(ACTION ITEM)
Answer with a number only, stating how many lines of the records hold the word "title".

(SOURCE DATA)
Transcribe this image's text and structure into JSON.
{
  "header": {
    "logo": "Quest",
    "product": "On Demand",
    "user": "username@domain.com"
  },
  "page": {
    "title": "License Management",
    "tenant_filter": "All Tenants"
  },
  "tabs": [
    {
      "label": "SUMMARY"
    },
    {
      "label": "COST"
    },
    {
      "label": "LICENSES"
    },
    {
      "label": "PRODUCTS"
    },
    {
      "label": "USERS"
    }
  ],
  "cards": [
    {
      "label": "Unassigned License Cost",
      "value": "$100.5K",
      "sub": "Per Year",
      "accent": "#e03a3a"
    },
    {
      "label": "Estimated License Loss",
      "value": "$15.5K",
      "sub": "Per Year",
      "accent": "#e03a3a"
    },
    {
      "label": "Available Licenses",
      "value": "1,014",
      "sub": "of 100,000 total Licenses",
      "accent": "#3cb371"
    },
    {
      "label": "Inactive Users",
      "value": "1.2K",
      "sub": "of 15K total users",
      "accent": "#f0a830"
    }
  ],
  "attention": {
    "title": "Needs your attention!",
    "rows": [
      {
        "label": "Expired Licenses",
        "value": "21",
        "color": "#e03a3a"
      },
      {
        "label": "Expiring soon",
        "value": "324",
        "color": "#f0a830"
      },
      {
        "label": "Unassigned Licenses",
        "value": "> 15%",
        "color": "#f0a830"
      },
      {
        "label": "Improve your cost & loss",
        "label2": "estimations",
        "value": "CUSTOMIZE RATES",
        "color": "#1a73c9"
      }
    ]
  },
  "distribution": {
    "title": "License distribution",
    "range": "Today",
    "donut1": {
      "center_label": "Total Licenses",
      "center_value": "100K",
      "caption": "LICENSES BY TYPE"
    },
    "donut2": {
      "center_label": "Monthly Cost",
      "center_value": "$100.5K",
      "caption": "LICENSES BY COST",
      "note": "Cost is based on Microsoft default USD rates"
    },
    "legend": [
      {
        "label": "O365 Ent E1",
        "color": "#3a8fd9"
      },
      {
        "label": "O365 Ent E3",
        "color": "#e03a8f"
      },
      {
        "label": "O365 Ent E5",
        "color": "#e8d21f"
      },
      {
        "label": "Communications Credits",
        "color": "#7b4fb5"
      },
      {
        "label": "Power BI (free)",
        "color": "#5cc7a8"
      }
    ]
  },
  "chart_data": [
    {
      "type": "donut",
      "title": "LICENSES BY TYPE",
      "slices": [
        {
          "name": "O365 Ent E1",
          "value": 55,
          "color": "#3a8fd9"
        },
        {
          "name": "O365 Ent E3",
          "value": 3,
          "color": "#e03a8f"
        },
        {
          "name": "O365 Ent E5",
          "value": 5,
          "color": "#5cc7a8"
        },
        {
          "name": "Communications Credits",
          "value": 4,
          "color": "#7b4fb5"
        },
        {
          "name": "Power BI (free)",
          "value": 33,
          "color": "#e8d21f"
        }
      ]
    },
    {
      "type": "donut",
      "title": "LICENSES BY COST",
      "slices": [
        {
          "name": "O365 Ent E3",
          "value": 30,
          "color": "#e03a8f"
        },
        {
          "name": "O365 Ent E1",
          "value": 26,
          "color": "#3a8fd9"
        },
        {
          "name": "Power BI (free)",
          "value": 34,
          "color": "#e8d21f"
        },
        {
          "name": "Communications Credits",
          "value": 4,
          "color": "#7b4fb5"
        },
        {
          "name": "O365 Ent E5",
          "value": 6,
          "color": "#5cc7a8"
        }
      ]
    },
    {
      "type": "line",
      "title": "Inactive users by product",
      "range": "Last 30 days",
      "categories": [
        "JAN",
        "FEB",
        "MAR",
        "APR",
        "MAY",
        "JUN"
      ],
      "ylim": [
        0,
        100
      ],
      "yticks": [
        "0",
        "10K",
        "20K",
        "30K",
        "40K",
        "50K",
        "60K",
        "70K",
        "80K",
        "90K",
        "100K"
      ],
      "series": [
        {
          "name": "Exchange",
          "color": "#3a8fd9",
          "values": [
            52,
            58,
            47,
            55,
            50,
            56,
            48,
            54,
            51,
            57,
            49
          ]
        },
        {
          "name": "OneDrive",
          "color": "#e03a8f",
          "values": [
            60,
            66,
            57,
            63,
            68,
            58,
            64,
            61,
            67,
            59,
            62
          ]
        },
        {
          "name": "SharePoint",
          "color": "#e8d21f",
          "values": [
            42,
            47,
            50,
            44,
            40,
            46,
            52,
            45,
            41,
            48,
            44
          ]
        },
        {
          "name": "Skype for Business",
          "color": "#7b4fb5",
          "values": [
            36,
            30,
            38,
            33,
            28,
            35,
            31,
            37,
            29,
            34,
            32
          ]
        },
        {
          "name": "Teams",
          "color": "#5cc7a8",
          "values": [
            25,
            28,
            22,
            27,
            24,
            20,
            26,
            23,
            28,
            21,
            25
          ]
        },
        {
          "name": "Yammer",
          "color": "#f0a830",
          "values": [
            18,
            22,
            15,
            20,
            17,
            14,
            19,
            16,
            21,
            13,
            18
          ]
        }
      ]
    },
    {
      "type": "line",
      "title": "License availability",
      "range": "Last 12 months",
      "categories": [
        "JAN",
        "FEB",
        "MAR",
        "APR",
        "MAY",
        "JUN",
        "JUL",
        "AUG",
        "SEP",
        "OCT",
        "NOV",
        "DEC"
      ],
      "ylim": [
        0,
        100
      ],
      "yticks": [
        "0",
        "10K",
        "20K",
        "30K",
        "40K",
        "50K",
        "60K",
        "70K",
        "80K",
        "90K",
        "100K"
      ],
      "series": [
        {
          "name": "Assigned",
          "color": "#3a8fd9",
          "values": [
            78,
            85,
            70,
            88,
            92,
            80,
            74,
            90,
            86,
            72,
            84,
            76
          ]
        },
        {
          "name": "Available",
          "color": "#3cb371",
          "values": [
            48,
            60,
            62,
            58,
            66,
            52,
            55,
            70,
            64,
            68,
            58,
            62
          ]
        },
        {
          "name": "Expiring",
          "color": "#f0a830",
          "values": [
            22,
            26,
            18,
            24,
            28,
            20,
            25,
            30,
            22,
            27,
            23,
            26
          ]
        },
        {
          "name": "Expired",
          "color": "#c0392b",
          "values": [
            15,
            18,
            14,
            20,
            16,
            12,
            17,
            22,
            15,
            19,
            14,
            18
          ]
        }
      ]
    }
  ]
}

(RESULT BELOW)
7